June is traditionally celebrated as “Dairy Month,” but there is very little to celebrate in the dairy industry at the moment, with the fourth consecutive year of low farm milk prices and new export tariffs announced by President Trump this week that are crippling an already struggling industry.
On Wednesday, the Board of Directors of Agri-Mark, Inc., one of the largest dairy farmer co-operatives in New England and New York State, voted unanimously to send a letter to U.S. Agriculture Secretary Sonny Perdue asking him to use his authority to set minimum wholesale price floors for butter at $2.30 per pound, cheddar cheese at $1.63 per pound; and nonfat dry milk at $.81 per pound.
These prices are lower than price highs already reached in June, so they should not affect consumers. However, taking such action will help stabilize markets for dairy farmers, many of whom have exited the industry in 2018. As part of the program, USDA must purchase any dairy products offered to the government at those prices.
“After more than three years of extremely low income, farm milk prices were finally rising earlier this month with strong cheese, butter and nonfat dry milk market prices.

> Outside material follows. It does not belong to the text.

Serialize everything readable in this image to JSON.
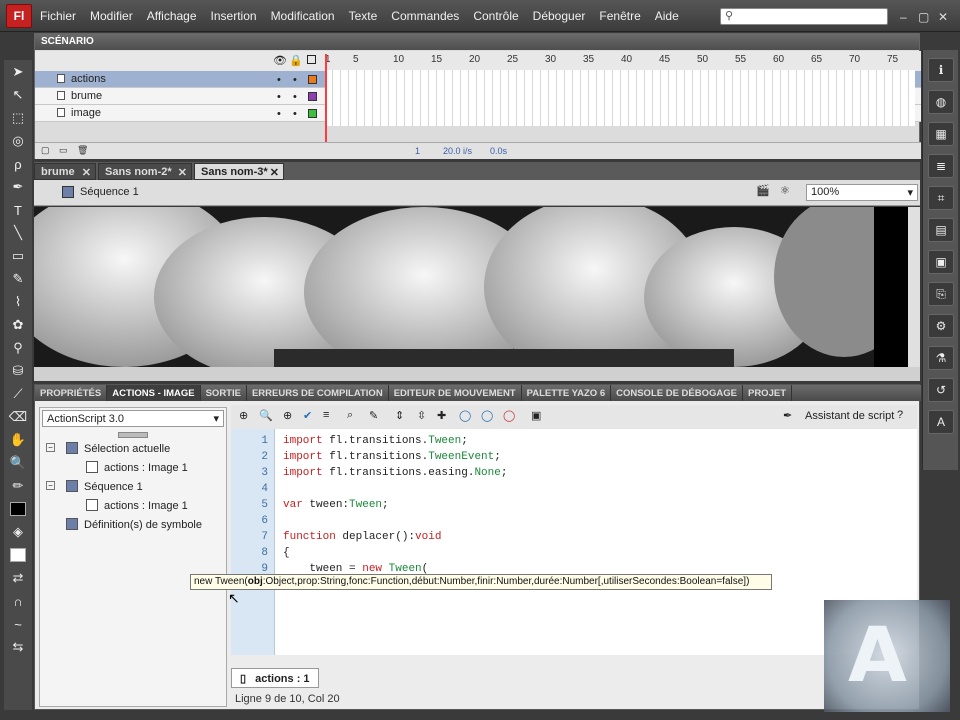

When tariffs were announced, prices collapsed overnight,“ says Neal Rea, a dairy farmer from Cambridge, New York, who serves as Chairman of the Board of Agri-Mark.
Agri-Mark economist Robert Wellington, an expert in dairy markets, says the U.S. dairy industry recently has been exporting about 18 percent of its national production overseas in storable commodities like nonfat dry milk, whey proteins, butter and cheese. Wellington says that any disruptions in that export pipeline will flood the U.S. market and force farm prices down even further.
“Mexico is the largest buyer of U.S. dairy products, and both China and Canada are in the top five. Dairy farmers have worked hard to grow export markets and be a steady supplier of top- quality dairy products to the world. Dairy farms support our rural economies and USDA needs to take action now, before more of these families go out of business. Dairy farm families, their neighbors and all of rural America are suffering,” says Wellington.
Agri-Mark, the premier dairy co-operative in the Northeast, markets more than 336 million gallons of farm fresh milk each year for 1,000 dairy farm families in New England and New York. The cooperative is headquartered in Andover, Mass., has been marketing milk for dairy farmers since 1913, and actively represents their legislative interests in the Northeast and in Washington, D.C.
Agri-Mark farmers own the award-winning Cabot brand of Vermont Cheddar, butter and other dairy products in addition to the McCadam brand of New York Cheddar, Pepper Jack and other cheeses. Agri-Mark has also invested in operations to manufacture and market valuable whey proteins globally while also marketing fresh fluid milk from its local farm families to the region's largest dairy processors. For more information about Agri-Mark, visit our web site at www.agrimark.coop.